4. Collaborate Across Departments
Every employee brings a unique skill set, perspective, and sphere of knowledge to their job. Due to this phenomena alone, you already have a diverse workforce that can help you solve problems very effectively. If your company is like most, you probably have very strong separation in place. What you need is an environment of free-flowing information between departments, groups, and business units.
To optimize innovation, you need to start sharing problems across normally disparate groups today. Try creating a “zone”. This would be a physical meeting place or virtual space like a message board where your employees from different areas can freely discuss and brainstorm around the business and technical problems they face. Encourage workers to earmark a small percentage of time every week for collaborating with others and helping them solve problems. You’ll find that by sharing these unique perspectives in one common “area,” innovation happens at a much faster pace than in organizational “silos”.
An interesting study found that when searching for a job, employees tend to gravitate towards companies whose products or services closely align with their own personal interests and knowledge. This even held true if that meant taking a position that is slightly out of scope for them. For example, you might have a purchasing manager that came to work for your aeronautics firm because of a personal interest in flying. That means you probably have people that could contribute to efforts in other areas (and most likely want to). In fact, about half of American workers say they feel they could help solve problems in departments other than their own. The just aren’t encouraged to do so.

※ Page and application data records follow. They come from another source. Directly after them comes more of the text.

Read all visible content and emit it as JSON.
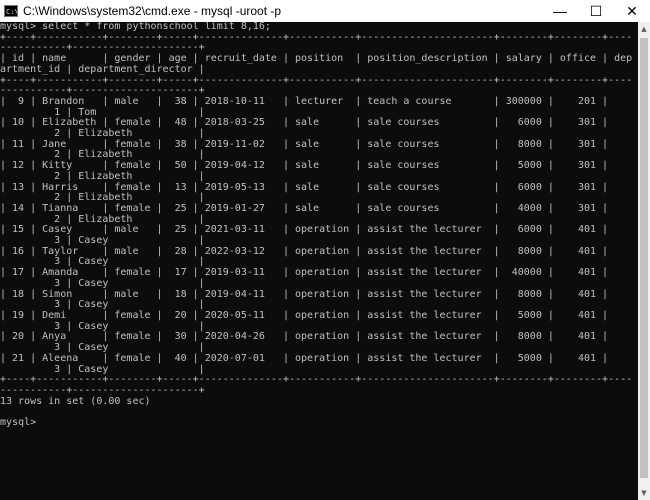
{
  "window": {
    "title": "C:\\Windows\\system32\\cmd.exe - mysql  -uroot -p",
    "icon_text": "C:\\",
    "minimize_glyph": "—",
    "maximize_glyph": "☐",
    "close_glyph": "✕"
  },
  "console": {
    "prompt": "mysql>",
    "command": "select * from pythonschool limit 8,16;",
    "columns": [
      "id",
      "name",
      "gender",
      "age",
      "recruit_date",
      "position",
      "position_description",
      "salary",
      "office",
      "department_id",
      "department_director"
    ],
    "rows": [
      [
        "9",
        "Brandon",
        "male",
        "38",
        "2018-10-11",
        "lecturer",
        "teach a course",
        "300000",
        "201",
        "1",
        "Tom"
      ],
      [
        "10",
        "Elizabeth",
        "female",
        "48",
        "2018-03-25",
        "sale",
        "sale courses",
        "6000",
        "301",
        "2",
        "Elizabeth"
      ],
      [
        "11",
        "Jane",
        "female",
        "38",
        "2019-11-02",
        "sale",
        "sale courses",
        "8000",
        "301",
        "2",
        "Elizabeth"
      ],
      [
        "12",
        "Kitty",
        "female",
        "50",
        "2019-04-12",
        "sale",
        "sale courses",
        "5000",
        "301",
        "2",
        "Elizabeth"
      ],
      [
        "13",
        "Harris",
        "female",
        "13",
        "2019-05-13",
        "sale",
        "sale courses",
        "6000",
        "301",
        "2",
        "Elizabeth"
      ],
      [
        "14",
        "Tianna",
        "female",
        "25",
        "2019-01-27",
        "sale",
        "sale courses",
        "4000",
        "301",
        "2",
        "Elizabeth"
      ],
      [
        "15",
        "Casey",
        "male",
        "25",
        "2021-03-11",
        "operation",
        "assist the lecturer",
        "6000",
        "401",
        "3",
        "Casey"
      ],
      [
        "16",
        "Taylor",
        "male",
        "28",
        "2022-03-12",
        "operation",
        "assist the lecturer",
        "8000",
        "401",
        "3",
        "Casey"
      ],
      [
        "17",
        "Amanda",
        "female",
        "17",
        "2019-03-11",
        "operation",
        "assist the lecturer",
        "40000",
        "401",
        "3",
        "Casey"
      ],
      [
        "18",
        "Simon",
        "male",
        "18",
        "2019-04-11",
        "operation",
        "assist the lecturer",
        "8000",
        "401",
        "3",
        "Casey"
      ],
      [
        "19",
        "Demi",
        "female",
        "20",
        "2020-05-11",
        "operation",
        "assist the lecturer",
        "5000",
        "401",
        "3",
        "Casey"
      ],
      [
        "20",
        "Anya",
        "female",
        "30",
        "2020-04-26",
        "operation",
        "assist the lecturer",
        "8000",
        "401",
        "3",
        "Casey"
      ],
      [
        "21",
        "Aleena",
        "female",
        "40",
        "2020-07-01",
        "operation",
        "assist the lecturer",
        "5000",
        "401",
        "3",
        "Casey"
      ]
    ],
    "result_message": "13 rows in set (0.00 sec)"
  },
  "colors": {
    "console_background": "#0c0c0c",
    "console_text": "#c0c0c0"
  }
}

An executive that we spoke with said that she always thinks about her employee’s strengths, personalities, and areas of interest when building a collaborative project team. She tries to avoid placing folks with a similar educational background or work experience together. This helps to avoid “skill-overload” in a particular area, with the team lacking perspective or expertise in another. This same wisdom can be applied to solving virtually every problem your company faces. If you want to get the most depth out of your workforce, then encourage collaboration throughout different groups and departments. As more problems get solved, and employees begin to feel less compartmentalized, innovation will increase substantially.
5. Institute a Projects Program Inclusive of Employees

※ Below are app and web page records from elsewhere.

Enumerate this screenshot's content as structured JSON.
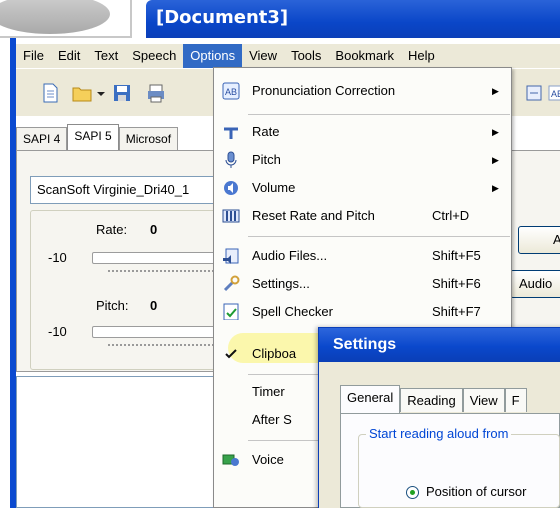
{
  "window": {
    "title": "[Document3]"
  },
  "menubar": [
    "File",
    "Edit",
    "Text",
    "Speech",
    "Options",
    "View",
    "Tools",
    "Bookmark",
    "Help"
  ],
  "tabs": [
    "SAPI 4",
    "SAPI 5",
    "Microsof"
  ],
  "voice": {
    "selected": "ScanSoft Virginie_Dri40_1"
  },
  "sliders": {
    "rate": {
      "label": "Rate:",
      "value": "0",
      "min": "-10"
    },
    "pitch": {
      "label": "Pitch:",
      "value": "0",
      "min": "-10"
    }
  },
  "right_buttons": {
    "top": "Al",
    "bottom": "Audio"
  },
  "options_menu": {
    "items": [
      {
        "label": "Pronunciation Correction",
        "icon": "pronunciation-icon",
        "submenu": true
      },
      {
        "label": "Rate",
        "icon": "rate-icon",
        "submenu": true
      },
      {
        "label": "Pitch",
        "icon": "pitch-icon",
        "submenu": true
      },
      {
        "label": "Volume",
        "icon": "volume-icon",
        "submenu": true
      },
      {
        "label": "Reset Rate and Pitch",
        "shortcut": "Ctrl+D",
        "icon": "reset-icon"
      },
      {
        "label": "Audio Files...",
        "shortcut": "Shift+F5",
        "icon": "audio-files-icon"
      },
      {
        "label": "Settings...",
        "shortcut": "Shift+F6",
        "icon": "settings-icon"
      },
      {
        "label": "Spell Checker",
        "shortcut": "Shift+F7",
        "icon": "spell-check-icon"
      },
      {
        "label": "Clipboa",
        "icon": "check-icon"
      },
      {
        "label": "Timer"
      },
      {
        "label": "After S"
      },
      {
        "label": "Voice",
        "icon": "voice-icon"
      }
    ]
  },
  "settings_dialog": {
    "title": "Settings",
    "tabs": [
      "General",
      "Reading",
      "View",
      "F"
    ],
    "group_label": "Start reading aloud from",
    "radio_label": "Position of cursor"
  },
  "colors": {
    "title_blue": "#0a46c8",
    "menu_highlight": "#316ac5",
    "yellow_highlight": "#fbf7a8"
  }
}
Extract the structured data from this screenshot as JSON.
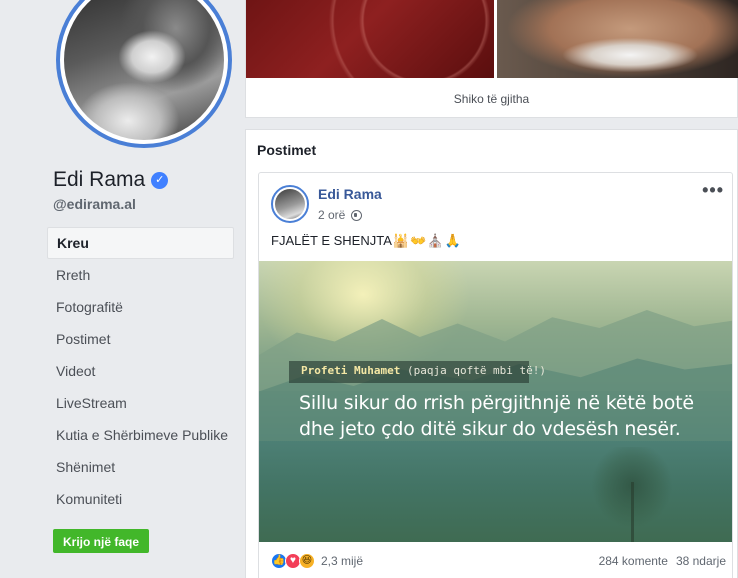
{
  "profile": {
    "name": "Edi Rama",
    "handle": "@edirama.al"
  },
  "nav": {
    "items": [
      {
        "label": "Kreu"
      },
      {
        "label": "Rreth"
      },
      {
        "label": "Fotografitë"
      },
      {
        "label": "Postimet"
      },
      {
        "label": "Videot"
      },
      {
        "label": "LiveStream"
      },
      {
        "label": "Kutia e Shërbimeve Publike"
      },
      {
        "label": "Shënimet"
      },
      {
        "label": "Komuniteti"
      }
    ],
    "create_page_label": "Krijo një faqe"
  },
  "photos": {
    "see_all_label": "Shiko të gjitha"
  },
  "posts": {
    "title": "Postimet",
    "post": {
      "author": "Edi Rama",
      "time": "2 orë",
      "text": "FJALËT E SHENJTA",
      "emojis": "🕌👐⛪🙏",
      "image": {
        "attribution": "Profeti Muhamet",
        "attribution_paren": "(paqja qoftë mbi të!)",
        "quote_line_1": "Sillu sikur do rrish përgjithnjë në këtë botë",
        "quote_line_2": "dhe jeto çdo ditë sikur do vdesësh nesër."
      },
      "reactions_count": "2,3 mijë",
      "comments": "284 komente",
      "shares": "38 ndarje"
    }
  },
  "colors": {
    "accent_blue": "#4a7fd6",
    "link_blue": "#385898",
    "create_green": "#42b72a",
    "page_bg": "#e9ebee"
  },
  "icons": {
    "verified": "verified-badge-icon",
    "globe": "globe-icon",
    "more": "more-options-icon",
    "like": "like-reaction-icon",
    "love": "love-reaction-icon",
    "haha": "haha-reaction-icon"
  }
}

At the majority of companies today, project implementation and R&D are typically closed-loop processes guarded by project managers, product developers, or improvement professionals. Have you ever considered opening up these processes just a bit? Assign a liaison from another area, whose subject matter expertise aligns with the objective. Make sure that you allow them to set aside the time on their schedule each week. They will need to attend development meetings, perform research, and provide deliverables.
Of course, it is essential to know something about your employees’ backgrounds, special interests, and subject matter expertise. Many companies don’t track this information well. However, since you’re now collecting a stream of ideas and input from employees (See #1), you can simply allow contributors whose ideas get implemented to stay involved as the project Champion.

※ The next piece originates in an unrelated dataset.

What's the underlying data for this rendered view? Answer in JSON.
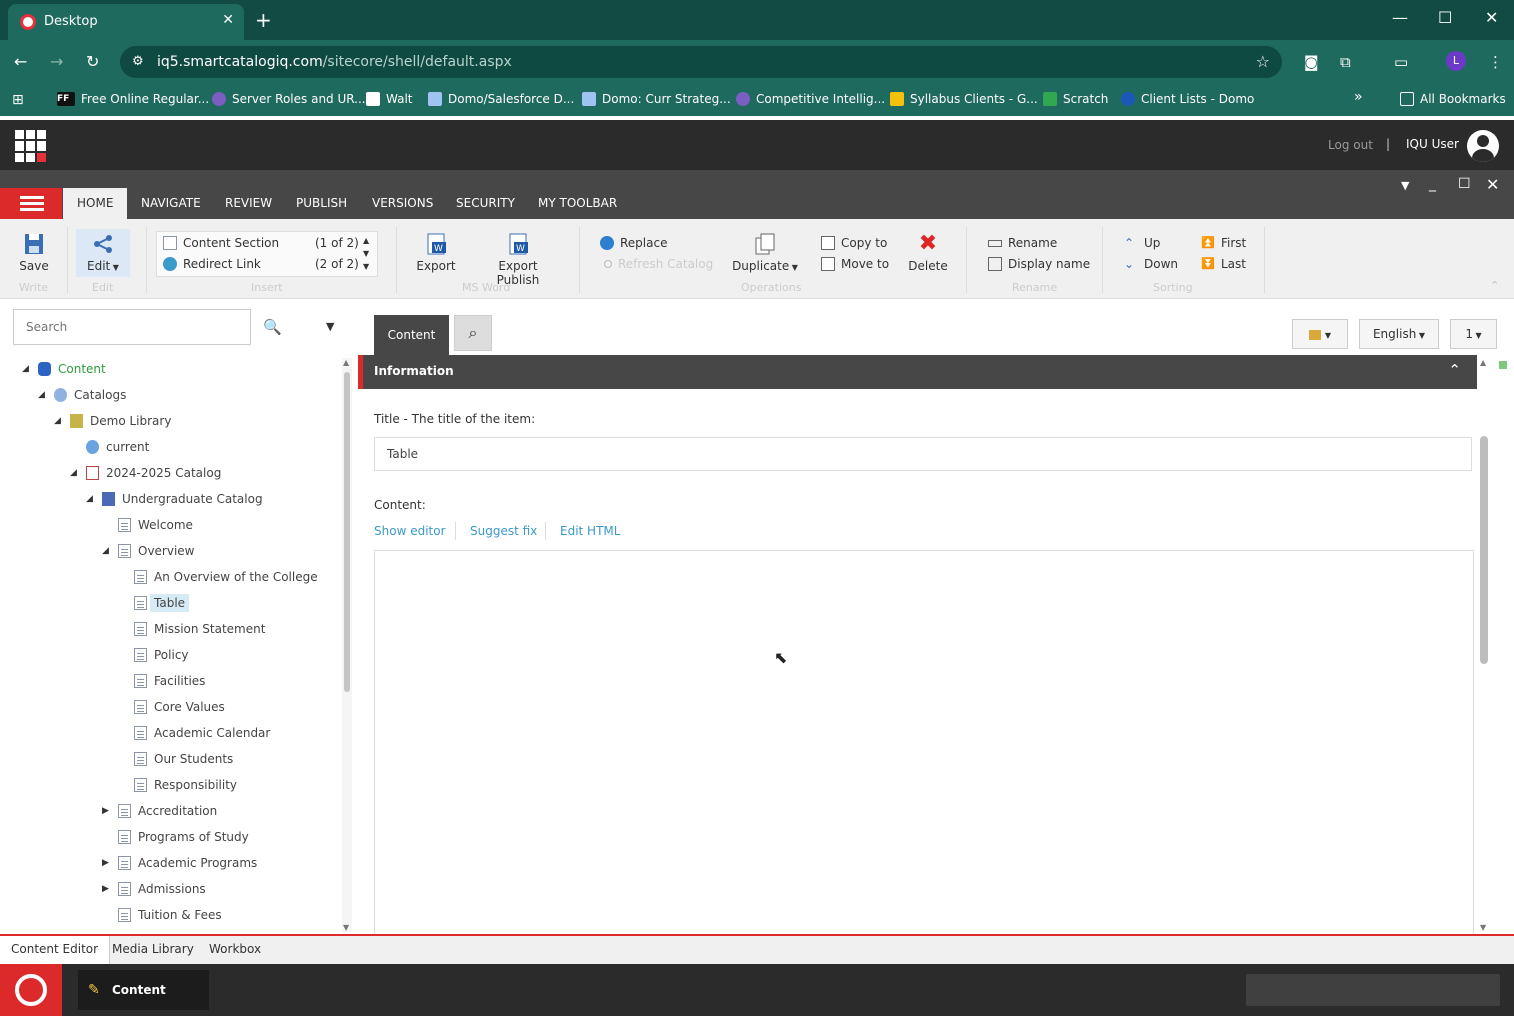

These five techniques to make your employees more innovative may seem too easy and too good to be true. That’s because conceptually they are very simplistic, but they are also effective. The devil is always in the details. It takes some time and planning to institute a process that encourages innovation but you’ll reap the rewards tenfold .
You can begin to create a culture of innovation at the frontline level by listening to employees, recognizing and rewarding creative and innovative ideas, getting executives engaged in sponsoring challenges, allowing employees to collaborate cross-functionally, and in encouraging frontline participation in projects based on their ideas.